8.2

8.2 Open issue (from my point of view): How to implement the

singleton Screen()

During the last weeks before adopting turtle.py into the standard library, there

came up a discussion on this point, resulting in the

• Current implementation: Screen() is implemented as a function which

returns the single instance of a _Screen() object that can be constructed.

• Alternative Approach: Implementing Screen() using some sort of singleton

design pattern (e. g. the Borg idiom). Advantage: Screen() could be

subclassed to create, for instance, a GameScreen() class etc.

N B: Whether subclassing singletons makes sense or not is vehemently

being discussed among computer scientists. This discussion has revealed

very controversial opinions.
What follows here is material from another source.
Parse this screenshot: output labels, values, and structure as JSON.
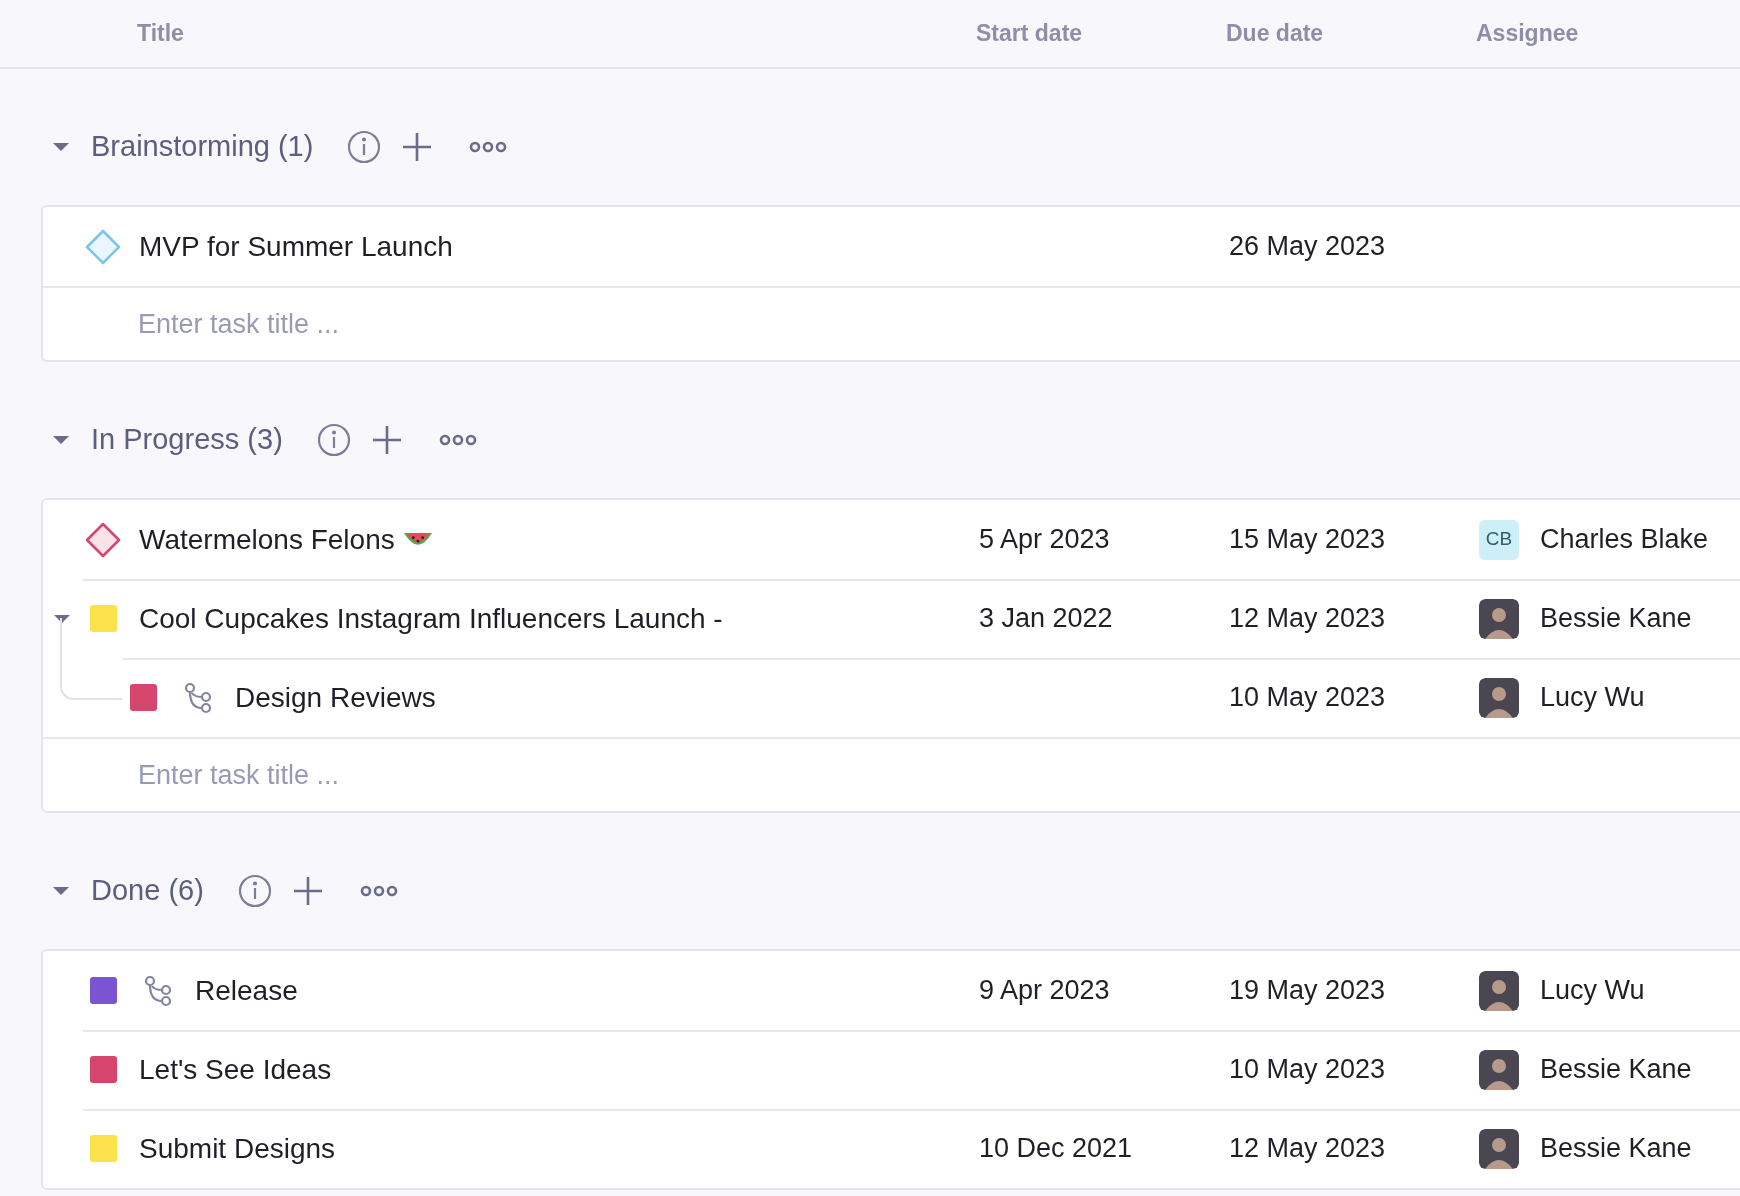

Which alternative is preferable should be assessed along didactical criteria. - 8 Where to go from here?

8.3

8.3 Implementing turtle.py for different graphics

toolkits/libraries

The turtle module is designed in a way so that essentially all of the turtle

graphics machinery is based on a class TurtleScreenBase, which provides the

interface to the underlying graphics toolkit Tkinter.

So it‘s easy to port turtle.py to different graphics toolkits/libraries, simply by

replacing this Tkinter base class with an appropriate different one.

I‘ve done two ports:

Pygame:

Jython: